Byredo Casablanca Lily: $550 for 1oz. Alaïa Paris: $2500 for 33oz. Smelling like a warm breeze in Tunisia: priceless. Whatever feeling or memory you wish to invoke, there's a nuanced fragrance for it, and it can cost a pretty penny.
Typically, luxury perfumes are extraordinarily expensive because their ingredients are rare, not just because the branding is so posh (although, admittedly, that can definitely be a factor). Many of these scents are crafted from the exquisite oils extracted from delicate flower petals or tree roots, or even musk from male deer. Cheaper perfumes, on the other hand, usually feature ingredients that are more common and easier to procure, or synthetic chemicals created in a lab.
Here's the lowdown on why exactly perfumes are so pricey.
Ingredients are the main thing that drives up the cost of perfumes. Some contain rare flower petals or the essences of unusual roots; think tuberose and jasmine. The scarcity of an ingredient—say, one that blooms for only one month a year—can add to its value.
For example, the fragrance that branded in the 1930s as "the world's most expensive perfume," Jean Patou Joy ($190), was so upscale because it takes 10,600 jasmine flowers and 28 dozen May roses to make a single bottle.
Some of the ingredients that are most prized in the perfume industry include the following:
- Jasmine: It takes around 240,000 handpicked jasmine flowers to yield one ounce of essential oil.
- Bulgarian rose: These roses are handpicked each May from a valley in Bulgaria where they've been cultivated for centuries.
- Oud: This oil is distilled from the heartwood of agarwood that's been infected with a certain type of mold.
- Ambergris: This is a waxy substance that comes from the intestines of sperm whales.
- Orris: Considered one of the rarest perfume ingredients, this is derived from the root of the iris.
Occasionally, luxury scents also contain synthetic ingredients that are difficult or expensive to make.
Some companies spend millions on marketing their perfumes. They splurge on A-list celebrity spokespersons and extravagant ad campaigns. Some brands market perfumes similarly to art or very fine wines, even going so far as creating only so many bottles to be sold. The exclusivity generates hype, and buyers with lavish taste are consistently more than willing to pay the price—perhaps for the bragging rights that come with owning a coveted bottle of something so special.
Spritzing on perfume is almost ritualistic for some. Perfumers know that beautiful packaging can elevate that experience, as well as make a product stand out in a sea of fragrances. For example, some of the world's most costly scents come in Baccarat crystal bottles. Baccarat, a French company, creates and sells the finest crystal in the world; the price of the bottle itself makes it extremely valuable. Other bottles boast embellishments like diamonds and solid gold details.

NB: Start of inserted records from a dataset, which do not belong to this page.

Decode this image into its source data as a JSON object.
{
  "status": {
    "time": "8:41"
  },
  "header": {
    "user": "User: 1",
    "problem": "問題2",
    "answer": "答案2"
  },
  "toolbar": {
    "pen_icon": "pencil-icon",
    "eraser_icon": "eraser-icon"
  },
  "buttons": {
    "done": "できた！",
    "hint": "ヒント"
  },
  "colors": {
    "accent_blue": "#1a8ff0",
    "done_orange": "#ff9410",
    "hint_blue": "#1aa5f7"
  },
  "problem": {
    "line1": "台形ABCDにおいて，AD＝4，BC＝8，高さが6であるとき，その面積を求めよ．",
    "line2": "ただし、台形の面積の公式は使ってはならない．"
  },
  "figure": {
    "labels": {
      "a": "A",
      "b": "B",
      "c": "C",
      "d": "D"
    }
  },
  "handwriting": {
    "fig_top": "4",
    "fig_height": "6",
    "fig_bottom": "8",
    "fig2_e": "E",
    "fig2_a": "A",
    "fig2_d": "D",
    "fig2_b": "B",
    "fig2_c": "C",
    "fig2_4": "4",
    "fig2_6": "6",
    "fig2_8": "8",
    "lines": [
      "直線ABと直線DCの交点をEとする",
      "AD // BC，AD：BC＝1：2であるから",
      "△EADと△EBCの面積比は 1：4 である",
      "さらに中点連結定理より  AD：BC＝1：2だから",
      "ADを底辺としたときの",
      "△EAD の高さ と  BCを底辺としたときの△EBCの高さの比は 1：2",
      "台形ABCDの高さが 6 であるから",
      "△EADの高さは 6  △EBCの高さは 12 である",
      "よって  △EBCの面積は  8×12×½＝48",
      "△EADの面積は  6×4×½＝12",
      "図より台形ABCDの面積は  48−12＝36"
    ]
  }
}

An expensive bottle of perfume is an ultimate luxury, and absolutely a status symbol. Is it worth it? If it makes you feel like a million bucks, maybe it is. Only you can decide how much you value your scent. One thing's for sure: perfumers are banking on you valuing it highly.